- Express gratitude, listen, and practice forgiveness.
- Continuously seek to be helpful in daily life.
- Connect with and care for nature.
- Eat together.
- Practice optimism when imagining the future.
- Savor life’s pleasure, and try to live in the present moment.
- Commit to lifelong goals and ambitions.
- Live in connection with your values. 20
1. For supporting studies see “The Myth of the Reliability of DSM” by Stuart A, Kirk and Herb Kutchins.
2. See http://www.tufts.edu/~skrimsky/PDF/DSM%20COI.PDF. “One hundred percent of the members of the panel on ‘Mood Disorders’ and ‘Schizophrenia and Other Psychotic Disorders.’”
3. See e.g. Robert Whitaker’s excellent Mad in America.
4. The statistical measure in question is Cohen’s Kappa (κ). A good summary of the evidence for low agreement between independent mental health professionals can be found in the work of Richard Bentall. See for instance his book Madness Explained: Psychosis and Human Nature. For an academic synopsis click here.
5. See Marshal Rosenberg’s book Nonviolent Communication and CNVC.org.
6. See journalist Gary Greenberg’s “Is it Prozac? Or placebo?” in Mother Jones.
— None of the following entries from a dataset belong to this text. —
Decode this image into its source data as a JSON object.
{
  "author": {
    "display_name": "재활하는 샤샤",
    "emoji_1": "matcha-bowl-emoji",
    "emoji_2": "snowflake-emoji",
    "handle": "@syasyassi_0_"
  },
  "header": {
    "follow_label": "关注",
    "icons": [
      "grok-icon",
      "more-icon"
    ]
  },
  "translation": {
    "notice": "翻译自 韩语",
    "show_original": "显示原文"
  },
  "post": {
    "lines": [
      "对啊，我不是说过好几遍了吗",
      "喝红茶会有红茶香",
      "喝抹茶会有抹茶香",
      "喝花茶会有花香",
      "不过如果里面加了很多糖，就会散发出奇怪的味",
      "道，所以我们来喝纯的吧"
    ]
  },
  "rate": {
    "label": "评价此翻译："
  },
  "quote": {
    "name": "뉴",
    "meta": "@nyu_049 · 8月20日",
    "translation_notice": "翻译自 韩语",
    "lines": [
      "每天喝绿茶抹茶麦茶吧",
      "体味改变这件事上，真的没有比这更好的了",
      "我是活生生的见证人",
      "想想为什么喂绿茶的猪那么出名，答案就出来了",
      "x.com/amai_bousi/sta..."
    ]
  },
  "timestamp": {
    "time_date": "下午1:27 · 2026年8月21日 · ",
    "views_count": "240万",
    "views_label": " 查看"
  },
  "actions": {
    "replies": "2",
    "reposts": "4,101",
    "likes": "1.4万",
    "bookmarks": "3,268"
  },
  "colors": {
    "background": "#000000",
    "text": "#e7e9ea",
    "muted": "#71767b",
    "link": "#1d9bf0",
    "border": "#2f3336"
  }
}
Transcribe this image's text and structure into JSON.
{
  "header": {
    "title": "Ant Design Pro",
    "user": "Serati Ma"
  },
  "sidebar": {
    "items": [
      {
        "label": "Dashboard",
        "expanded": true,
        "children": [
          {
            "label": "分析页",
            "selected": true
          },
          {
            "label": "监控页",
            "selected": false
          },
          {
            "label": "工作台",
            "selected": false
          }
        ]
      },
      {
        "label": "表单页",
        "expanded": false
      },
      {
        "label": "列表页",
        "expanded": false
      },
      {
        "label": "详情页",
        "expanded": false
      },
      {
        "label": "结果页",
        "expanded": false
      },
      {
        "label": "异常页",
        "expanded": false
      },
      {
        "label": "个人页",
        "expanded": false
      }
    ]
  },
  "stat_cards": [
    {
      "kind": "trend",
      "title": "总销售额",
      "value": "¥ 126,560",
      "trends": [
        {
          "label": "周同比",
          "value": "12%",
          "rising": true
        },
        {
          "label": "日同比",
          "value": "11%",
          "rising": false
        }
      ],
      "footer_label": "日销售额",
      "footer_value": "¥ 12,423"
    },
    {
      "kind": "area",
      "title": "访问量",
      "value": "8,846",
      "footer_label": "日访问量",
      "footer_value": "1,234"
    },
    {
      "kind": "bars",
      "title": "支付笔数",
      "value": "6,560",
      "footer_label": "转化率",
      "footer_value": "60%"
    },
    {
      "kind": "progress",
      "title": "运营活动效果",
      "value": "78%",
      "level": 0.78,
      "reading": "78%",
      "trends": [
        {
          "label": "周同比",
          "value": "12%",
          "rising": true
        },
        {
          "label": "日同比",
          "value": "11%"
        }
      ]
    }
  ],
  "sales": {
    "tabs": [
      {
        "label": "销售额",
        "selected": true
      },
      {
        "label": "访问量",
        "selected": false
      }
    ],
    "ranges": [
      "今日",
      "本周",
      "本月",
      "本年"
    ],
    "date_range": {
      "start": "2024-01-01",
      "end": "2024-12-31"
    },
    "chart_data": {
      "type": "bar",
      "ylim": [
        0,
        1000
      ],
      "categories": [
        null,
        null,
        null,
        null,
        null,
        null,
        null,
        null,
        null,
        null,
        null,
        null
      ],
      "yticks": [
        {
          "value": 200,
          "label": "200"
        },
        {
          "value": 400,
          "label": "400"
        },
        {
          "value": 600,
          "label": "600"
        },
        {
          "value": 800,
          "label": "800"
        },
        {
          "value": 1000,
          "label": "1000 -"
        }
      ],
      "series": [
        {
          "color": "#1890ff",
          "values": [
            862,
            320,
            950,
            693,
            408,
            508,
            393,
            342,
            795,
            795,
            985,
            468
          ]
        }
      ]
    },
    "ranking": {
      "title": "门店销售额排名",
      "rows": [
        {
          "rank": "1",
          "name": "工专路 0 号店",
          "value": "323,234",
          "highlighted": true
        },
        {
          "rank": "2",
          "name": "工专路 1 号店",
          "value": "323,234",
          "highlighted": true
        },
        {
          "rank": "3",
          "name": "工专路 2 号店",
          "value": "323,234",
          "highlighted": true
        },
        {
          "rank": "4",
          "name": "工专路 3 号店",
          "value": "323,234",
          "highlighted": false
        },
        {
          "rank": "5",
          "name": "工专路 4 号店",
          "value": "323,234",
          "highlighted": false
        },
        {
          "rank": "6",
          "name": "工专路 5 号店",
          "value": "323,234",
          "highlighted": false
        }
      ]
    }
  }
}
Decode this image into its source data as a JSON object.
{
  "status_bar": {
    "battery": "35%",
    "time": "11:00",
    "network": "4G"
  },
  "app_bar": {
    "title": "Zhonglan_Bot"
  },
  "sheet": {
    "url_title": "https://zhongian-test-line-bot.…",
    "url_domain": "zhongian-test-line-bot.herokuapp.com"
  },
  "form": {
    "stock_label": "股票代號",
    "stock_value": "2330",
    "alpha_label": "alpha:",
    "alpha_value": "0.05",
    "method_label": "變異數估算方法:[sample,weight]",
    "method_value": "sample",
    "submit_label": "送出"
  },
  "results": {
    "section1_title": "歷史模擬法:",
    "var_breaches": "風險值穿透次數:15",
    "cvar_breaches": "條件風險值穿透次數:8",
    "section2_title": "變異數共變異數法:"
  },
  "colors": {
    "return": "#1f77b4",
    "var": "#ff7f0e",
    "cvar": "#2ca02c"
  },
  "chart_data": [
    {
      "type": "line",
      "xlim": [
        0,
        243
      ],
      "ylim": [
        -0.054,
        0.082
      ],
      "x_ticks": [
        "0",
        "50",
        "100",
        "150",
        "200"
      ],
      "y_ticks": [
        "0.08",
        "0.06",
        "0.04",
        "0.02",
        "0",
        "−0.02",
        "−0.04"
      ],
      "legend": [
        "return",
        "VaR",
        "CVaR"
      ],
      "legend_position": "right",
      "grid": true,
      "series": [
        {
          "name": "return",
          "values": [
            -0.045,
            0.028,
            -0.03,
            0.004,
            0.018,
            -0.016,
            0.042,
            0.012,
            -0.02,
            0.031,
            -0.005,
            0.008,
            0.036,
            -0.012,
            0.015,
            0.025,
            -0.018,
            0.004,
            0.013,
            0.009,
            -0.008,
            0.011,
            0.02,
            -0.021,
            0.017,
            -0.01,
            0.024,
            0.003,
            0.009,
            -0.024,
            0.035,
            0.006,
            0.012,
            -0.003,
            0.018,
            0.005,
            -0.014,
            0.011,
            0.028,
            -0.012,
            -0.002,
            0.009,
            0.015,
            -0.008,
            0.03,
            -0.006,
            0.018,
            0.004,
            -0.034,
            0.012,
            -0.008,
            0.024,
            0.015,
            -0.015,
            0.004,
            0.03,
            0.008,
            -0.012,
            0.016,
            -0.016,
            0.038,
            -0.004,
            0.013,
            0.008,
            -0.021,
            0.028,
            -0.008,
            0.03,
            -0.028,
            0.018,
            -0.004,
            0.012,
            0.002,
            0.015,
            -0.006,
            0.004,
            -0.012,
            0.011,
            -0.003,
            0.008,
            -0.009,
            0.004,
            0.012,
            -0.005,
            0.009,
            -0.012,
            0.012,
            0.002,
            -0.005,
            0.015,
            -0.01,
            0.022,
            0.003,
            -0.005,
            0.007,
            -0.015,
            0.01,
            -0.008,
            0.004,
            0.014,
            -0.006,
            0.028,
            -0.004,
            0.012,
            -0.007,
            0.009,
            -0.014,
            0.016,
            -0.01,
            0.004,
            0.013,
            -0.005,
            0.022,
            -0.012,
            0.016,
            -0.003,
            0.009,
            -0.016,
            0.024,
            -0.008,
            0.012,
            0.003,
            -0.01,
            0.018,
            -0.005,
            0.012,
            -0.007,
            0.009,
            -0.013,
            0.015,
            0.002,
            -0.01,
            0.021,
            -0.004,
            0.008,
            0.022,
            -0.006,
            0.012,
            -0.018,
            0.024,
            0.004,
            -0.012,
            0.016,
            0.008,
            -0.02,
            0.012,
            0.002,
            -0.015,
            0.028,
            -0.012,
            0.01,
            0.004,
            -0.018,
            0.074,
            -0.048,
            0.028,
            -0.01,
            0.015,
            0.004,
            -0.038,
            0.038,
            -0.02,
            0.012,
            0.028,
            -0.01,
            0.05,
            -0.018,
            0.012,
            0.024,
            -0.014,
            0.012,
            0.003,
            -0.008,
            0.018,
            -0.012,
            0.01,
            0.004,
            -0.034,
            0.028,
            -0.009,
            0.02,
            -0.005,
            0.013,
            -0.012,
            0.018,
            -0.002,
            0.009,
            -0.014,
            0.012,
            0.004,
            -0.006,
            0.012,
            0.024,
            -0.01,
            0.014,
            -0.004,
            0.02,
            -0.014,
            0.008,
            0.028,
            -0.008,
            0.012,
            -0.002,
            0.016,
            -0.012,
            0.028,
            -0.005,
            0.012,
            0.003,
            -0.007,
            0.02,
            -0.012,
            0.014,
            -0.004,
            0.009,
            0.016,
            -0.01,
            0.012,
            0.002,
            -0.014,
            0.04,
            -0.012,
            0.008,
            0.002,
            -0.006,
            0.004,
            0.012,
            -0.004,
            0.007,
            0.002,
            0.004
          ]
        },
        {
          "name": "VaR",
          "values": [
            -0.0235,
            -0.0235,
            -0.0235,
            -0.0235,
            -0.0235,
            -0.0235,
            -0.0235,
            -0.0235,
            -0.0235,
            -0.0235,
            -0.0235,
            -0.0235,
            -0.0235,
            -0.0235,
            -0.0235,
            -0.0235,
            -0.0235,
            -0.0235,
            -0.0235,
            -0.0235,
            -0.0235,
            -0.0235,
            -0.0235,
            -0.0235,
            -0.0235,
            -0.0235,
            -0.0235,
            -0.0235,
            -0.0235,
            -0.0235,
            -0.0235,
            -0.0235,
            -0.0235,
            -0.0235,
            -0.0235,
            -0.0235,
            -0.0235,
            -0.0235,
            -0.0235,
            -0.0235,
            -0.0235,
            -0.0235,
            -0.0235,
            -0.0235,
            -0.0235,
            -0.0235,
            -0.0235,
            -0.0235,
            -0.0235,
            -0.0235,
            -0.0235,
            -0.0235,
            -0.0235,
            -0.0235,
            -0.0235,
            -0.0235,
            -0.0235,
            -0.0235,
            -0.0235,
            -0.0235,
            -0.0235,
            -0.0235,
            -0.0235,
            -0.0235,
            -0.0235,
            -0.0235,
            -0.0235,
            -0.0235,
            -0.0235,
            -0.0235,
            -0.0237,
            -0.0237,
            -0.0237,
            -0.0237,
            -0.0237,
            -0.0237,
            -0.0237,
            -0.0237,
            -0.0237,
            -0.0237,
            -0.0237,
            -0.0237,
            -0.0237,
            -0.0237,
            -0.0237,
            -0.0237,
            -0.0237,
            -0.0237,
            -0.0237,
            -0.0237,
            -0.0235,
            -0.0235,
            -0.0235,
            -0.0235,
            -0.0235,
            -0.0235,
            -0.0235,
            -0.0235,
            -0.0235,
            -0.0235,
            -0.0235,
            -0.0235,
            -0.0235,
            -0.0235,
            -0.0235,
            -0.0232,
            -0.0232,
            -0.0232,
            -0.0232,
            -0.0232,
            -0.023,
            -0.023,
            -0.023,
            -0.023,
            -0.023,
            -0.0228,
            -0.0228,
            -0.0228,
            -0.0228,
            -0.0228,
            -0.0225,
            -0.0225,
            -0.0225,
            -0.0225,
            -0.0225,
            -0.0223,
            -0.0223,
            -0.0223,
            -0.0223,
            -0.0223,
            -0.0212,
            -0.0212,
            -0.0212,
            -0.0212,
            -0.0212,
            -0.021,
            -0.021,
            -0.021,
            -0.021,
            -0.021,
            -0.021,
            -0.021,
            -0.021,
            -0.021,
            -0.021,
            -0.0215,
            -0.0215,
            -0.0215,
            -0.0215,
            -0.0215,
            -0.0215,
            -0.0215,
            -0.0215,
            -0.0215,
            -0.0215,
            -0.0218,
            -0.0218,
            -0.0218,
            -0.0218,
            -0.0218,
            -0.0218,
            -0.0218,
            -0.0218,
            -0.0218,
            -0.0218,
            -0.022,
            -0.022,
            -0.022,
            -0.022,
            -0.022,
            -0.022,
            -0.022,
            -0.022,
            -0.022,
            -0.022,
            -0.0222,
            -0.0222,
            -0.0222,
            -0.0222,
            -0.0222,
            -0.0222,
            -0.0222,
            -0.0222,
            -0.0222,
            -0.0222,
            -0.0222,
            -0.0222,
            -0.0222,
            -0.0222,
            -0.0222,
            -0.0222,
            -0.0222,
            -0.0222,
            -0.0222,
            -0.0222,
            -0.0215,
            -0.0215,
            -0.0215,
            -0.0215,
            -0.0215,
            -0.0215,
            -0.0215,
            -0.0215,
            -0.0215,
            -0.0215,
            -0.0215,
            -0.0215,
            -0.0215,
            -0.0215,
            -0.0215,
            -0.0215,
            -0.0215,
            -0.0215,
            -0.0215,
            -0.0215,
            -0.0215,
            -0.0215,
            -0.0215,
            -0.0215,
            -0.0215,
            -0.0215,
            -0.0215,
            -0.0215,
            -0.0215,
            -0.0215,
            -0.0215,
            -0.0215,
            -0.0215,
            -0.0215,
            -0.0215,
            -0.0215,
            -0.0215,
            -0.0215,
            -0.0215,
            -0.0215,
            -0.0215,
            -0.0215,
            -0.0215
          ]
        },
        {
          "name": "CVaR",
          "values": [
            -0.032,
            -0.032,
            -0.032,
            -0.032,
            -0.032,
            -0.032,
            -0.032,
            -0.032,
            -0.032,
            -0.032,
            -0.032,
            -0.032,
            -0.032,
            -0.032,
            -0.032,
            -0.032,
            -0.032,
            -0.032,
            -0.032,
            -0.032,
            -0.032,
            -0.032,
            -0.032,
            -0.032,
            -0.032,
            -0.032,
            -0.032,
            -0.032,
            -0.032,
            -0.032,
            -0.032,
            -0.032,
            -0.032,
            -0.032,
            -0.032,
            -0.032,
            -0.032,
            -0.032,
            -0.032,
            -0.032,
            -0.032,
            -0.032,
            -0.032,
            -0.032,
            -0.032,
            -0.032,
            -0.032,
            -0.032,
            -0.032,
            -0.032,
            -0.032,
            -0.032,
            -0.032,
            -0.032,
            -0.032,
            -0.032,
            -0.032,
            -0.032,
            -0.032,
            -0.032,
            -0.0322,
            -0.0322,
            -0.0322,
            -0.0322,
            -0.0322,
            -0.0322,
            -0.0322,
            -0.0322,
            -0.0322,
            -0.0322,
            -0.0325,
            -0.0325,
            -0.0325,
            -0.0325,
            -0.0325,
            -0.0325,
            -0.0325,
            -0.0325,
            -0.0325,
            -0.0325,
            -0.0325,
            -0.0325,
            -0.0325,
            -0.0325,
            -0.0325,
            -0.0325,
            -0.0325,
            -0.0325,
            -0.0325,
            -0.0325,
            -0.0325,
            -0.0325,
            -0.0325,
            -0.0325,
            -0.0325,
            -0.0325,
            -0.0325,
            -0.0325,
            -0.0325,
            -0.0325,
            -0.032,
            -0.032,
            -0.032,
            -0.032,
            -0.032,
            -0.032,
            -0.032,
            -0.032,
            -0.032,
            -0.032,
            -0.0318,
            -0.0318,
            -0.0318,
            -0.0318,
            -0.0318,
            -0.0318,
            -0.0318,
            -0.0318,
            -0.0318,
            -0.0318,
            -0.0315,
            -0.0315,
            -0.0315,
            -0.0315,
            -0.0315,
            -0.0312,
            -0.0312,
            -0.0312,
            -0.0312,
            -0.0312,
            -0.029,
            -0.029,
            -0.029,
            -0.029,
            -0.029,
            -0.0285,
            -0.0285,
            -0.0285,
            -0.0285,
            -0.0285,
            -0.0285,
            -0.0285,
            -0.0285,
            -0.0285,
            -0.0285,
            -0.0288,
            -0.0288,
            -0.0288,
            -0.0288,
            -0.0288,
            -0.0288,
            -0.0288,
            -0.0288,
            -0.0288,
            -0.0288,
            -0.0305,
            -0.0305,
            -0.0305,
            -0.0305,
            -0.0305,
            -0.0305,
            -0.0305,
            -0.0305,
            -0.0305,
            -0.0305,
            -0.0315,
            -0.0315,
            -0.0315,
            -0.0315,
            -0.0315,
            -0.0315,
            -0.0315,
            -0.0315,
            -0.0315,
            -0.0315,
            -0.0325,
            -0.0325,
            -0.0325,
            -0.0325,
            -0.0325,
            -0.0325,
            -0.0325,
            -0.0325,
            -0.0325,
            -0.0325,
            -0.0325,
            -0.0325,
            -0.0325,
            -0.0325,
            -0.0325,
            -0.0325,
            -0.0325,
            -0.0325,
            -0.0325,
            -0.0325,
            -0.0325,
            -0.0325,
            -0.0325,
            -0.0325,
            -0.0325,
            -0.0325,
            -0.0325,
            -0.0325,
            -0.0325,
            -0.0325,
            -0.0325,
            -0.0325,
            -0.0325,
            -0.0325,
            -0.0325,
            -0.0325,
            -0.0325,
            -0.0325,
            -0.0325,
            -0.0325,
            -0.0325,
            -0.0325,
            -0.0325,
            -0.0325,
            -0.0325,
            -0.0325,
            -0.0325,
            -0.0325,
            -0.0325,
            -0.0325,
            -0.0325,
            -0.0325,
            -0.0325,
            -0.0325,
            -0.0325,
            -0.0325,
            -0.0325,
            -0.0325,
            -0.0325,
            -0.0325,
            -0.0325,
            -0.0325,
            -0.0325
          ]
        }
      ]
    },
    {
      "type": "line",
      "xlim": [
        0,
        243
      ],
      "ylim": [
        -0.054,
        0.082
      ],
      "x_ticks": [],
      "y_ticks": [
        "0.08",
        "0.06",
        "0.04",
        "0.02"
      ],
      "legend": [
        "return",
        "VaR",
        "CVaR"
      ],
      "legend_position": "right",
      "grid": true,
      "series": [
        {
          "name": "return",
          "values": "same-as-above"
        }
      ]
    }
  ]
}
7. In a recent meta-analysis, Moncrieff and Kirsch conclude, “recent meta-analyses show selective serotonin reuptake inhibitors have no clinically meaningful advantage over placebo” and “methodological artifacts may account for the small degree of superiority shown over placebo.”
8. See “The Sham ECT Literature: Implications for Consent to ECT” by Colin Ross.
9. See www.depressiontreatmentworks.org/ssriwithdrawal.html for a summary.
10. See e.g. the Wikipedia page on the Soteria movement for examples.
11. See Jonathan Engel’s book American Therapy for a review.
12. See Berman’s “Does professional training make a therapist more effective?”
13. See Bruce Wampold’s The Great Psychotherapy Debate.
14. See Wampold’s article “Psychiatrist effects in the psychopharmacological treatment of depression.”
15. See Richard G. Wilkinson and Kate Pickett’s 2009 The Spirit Level: Why More Equal Societies Almost Always Do Better.
16. Read and experiment to determine the specifics that work for you. Dr. Mark Hyman’s book Ultramind is a good place to start.
17. See for instance this study showing as little as five minutes in nature can boost mental health.
18. See fitness.gov/mentalhealth.htm for a summary.
19. See for instance this study showing a correlation between mercury fillings and depression, or this one, correlating lead levels and and antisocial behavior.
20. For a review of the positive psychology literature, which focuses on human strengths and virtues see Sonja Lyubomirsky’s The How of Happiness or, more technically, The Positive Psychology Handbook.